The devil is in the details. Ocean Spray’s support for a handler withholding has sent me to the internet and a re reading of the marketing order. Never thought that would happen!
As I understand the regulations, there are two ways to implement a volume regulation; a producer allotment and a handler with hold.
We as growers are probably most familiar with a Producer allotment, since that is the method we utilized the last two times. In that case, each grower receives a sales history and additional ramp up for newer acres, as calculated by the CMC. The CMC agrees what percentage of the US crop should be restricted from delivery. So if the set aside is say 15%, growers can deliver 85% of their sales history plus their ramp up. ( Remember, a growers sales history is sort of a “super average” since it represents their 4 best out of the past 6 years) In this case, the handlers would receive then their contracted growers allotment. Handlers are able to re-spread allotment, so virtually all the allocation is delivered. Not all handlers did this in 2000, which led to some angst. A producer allotment allows the CMC to identify how much fruit supply they want to bring in and cap the crop at that level. Excess production is disposed of by the grower. It is not binned, stored, transported.
A handler set aside is a bit different and I don’t see how it can cap a crop. In this case, prior to the harvest the CMC estimates the size of the crop, same as above. The CMC identifies the amount that is to be restricted. Growers deliver the fruit and handlers receive, clean, bin store and freeze the fruit. Then the restricted amount of fruit is destroyed. The grower sales history and ramp up don’t come into play…it is a straight across the board disposal. If there was say, a 10% set aside, all growers, big or small, would have 10% of “their fruit” destroyed. Each handler would dispose of the fruit they paid to receive, clean, bin and store. That cost would get passed along to the grower who would get paid for the crop he delivered, minus the destroyed %. While it seems fair, is it? Is it fair to growers who grow average crops and in the set aside year has a poor year? He still has 10% of his crop destroyed. Is if fair to the grower who has a record crop, up 30% to have only 10% of his crop destroyed? Furthermore, a handler set aside won’t cap the crop at a certain amount. It will however dispose of a certain percentage. A producer allotment allows a grower to bring in a certain amount and avoids extra costs.

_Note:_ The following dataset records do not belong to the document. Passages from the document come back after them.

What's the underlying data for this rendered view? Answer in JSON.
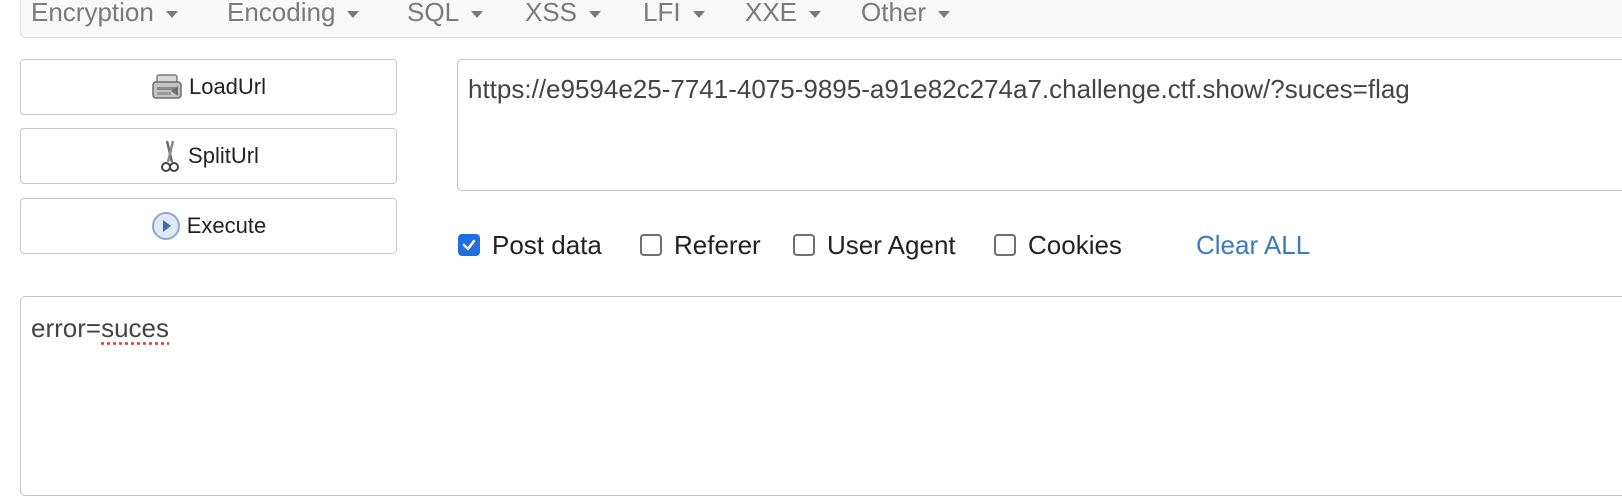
{
  "menu": {
    "items": [
      {
        "label": "Encryption"
      },
      {
        "label": "Encoding"
      },
      {
        "label": "SQL"
      },
      {
        "label": "XSS"
      },
      {
        "label": "LFI"
      },
      {
        "label": "XXE"
      },
      {
        "label": "Other"
      }
    ]
  },
  "buttons": {
    "load_url": "LoadUrl",
    "split_url": "SplitUrl",
    "execute": "Execute"
  },
  "url_field": {
    "value": "https://e9594e25-7741-4075-9895-a91e82c274a7.challenge.ctf.show/?suces=flag"
  },
  "options": {
    "post_data": {
      "label": "Post data",
      "checked": true
    },
    "referer": {
      "label": "Referer",
      "checked": false
    },
    "user_agent": {
      "label": "User Agent",
      "checked": false
    },
    "cookies": {
      "label": "Cookies",
      "checked": false
    }
  },
  "clear_all_label": "Clear ALL",
  "post_field": {
    "prefix": "error=",
    "misspelled": "suces"
  },
  "colors": {
    "checkbox_checked": "#1f6fde",
    "link": "#3a7bc0",
    "spellcheck_underline": "#e0403a"
  },
  "icons": {
    "load_url": "load-url-icon",
    "split_url": "scissors-icon",
    "execute": "play-icon",
    "menu_caret": "caret-down-icon"
  }
}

As usual, I might have this wrong since I am not a CMC member. I am thankful that Ocean Spray has put out some of their thoughts prior to the CMC meeting and I am hopeful that this is the start of a dialog, not the end.